** Opening Source material block **

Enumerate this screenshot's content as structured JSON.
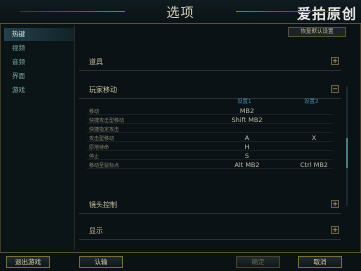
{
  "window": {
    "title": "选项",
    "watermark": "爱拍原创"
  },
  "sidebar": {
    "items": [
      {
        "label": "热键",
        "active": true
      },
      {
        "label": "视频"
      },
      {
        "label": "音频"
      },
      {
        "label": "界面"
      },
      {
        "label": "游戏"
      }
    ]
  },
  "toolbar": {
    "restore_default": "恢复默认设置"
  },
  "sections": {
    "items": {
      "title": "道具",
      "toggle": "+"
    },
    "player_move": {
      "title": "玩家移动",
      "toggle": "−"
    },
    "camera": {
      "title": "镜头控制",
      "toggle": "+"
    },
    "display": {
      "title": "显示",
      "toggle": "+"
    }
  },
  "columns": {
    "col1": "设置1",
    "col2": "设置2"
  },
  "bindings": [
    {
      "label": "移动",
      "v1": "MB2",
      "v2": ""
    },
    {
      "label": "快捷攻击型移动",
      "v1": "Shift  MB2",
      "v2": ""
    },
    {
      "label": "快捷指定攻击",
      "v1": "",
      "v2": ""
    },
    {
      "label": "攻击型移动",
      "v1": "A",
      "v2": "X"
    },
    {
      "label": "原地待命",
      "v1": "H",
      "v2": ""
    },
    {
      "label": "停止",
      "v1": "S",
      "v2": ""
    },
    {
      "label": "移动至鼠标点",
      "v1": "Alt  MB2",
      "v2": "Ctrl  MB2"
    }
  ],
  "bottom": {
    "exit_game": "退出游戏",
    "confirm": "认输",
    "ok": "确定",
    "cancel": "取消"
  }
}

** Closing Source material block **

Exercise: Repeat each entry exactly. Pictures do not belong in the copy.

Reply:
Enumerate this screenshot's content as structured JSON.
{
  "window": {
    "title": "选项",
    "watermark": "爱拍原创"
  },
  "sidebar": {
    "items": [
      {
        "label": "热键",
        "active": true
      },
      {
        "label": "视频"
      },
      {
        "label": "音频"
      },
      {
        "label": "界面"
      },
      {
        "label": "游戏"
      }
    ]
  },
  "toolbar": {
    "restore_default": "恢复默认设置"
  },
  "sections": {
    "items": {
      "title": "道具",
      "toggle": "+"
    },
    "player_move": {
      "title": "玩家移动",
      "toggle": "−"
    },
    "camera": {
      "title": "镜头控制",
      "toggle": "+"
    },
    "display": {
      "title": "显示",
      "toggle": "+"
    }
  },
  "columns": {
    "col1": "设置1",
    "col2": "设置2"
  },
  "bindings": [
    {
      "label": "移动",
      "v1": "MB2",
      "v2": ""
    },
    {
      "label": "快捷攻击型移动",
      "v1": "Shift  MB2",
      "v2": ""
    },
    {
      "label": "快捷指定攻击",
      "v1": "",
      "v2": ""
    },
    {
      "label": "攻击型移动",
      "v1": "A",
      "v2": "X"
    },
    {
      "label": "原地待命",
      "v1": "H",
      "v2": ""
    },
    {
      "label": "停止",
      "v1": "S",
      "v2": ""
    },
    {
      "label": "移动至鼠标点",
      "v1": "Alt  MB2",
      "v2": "Ctrl  MB2"
    }
  ],
  "bottom": {
    "exit_game": "退出游戏",
    "confirm": "认输",
    "ok": "确定",
    "cancel": "取消"
  }
}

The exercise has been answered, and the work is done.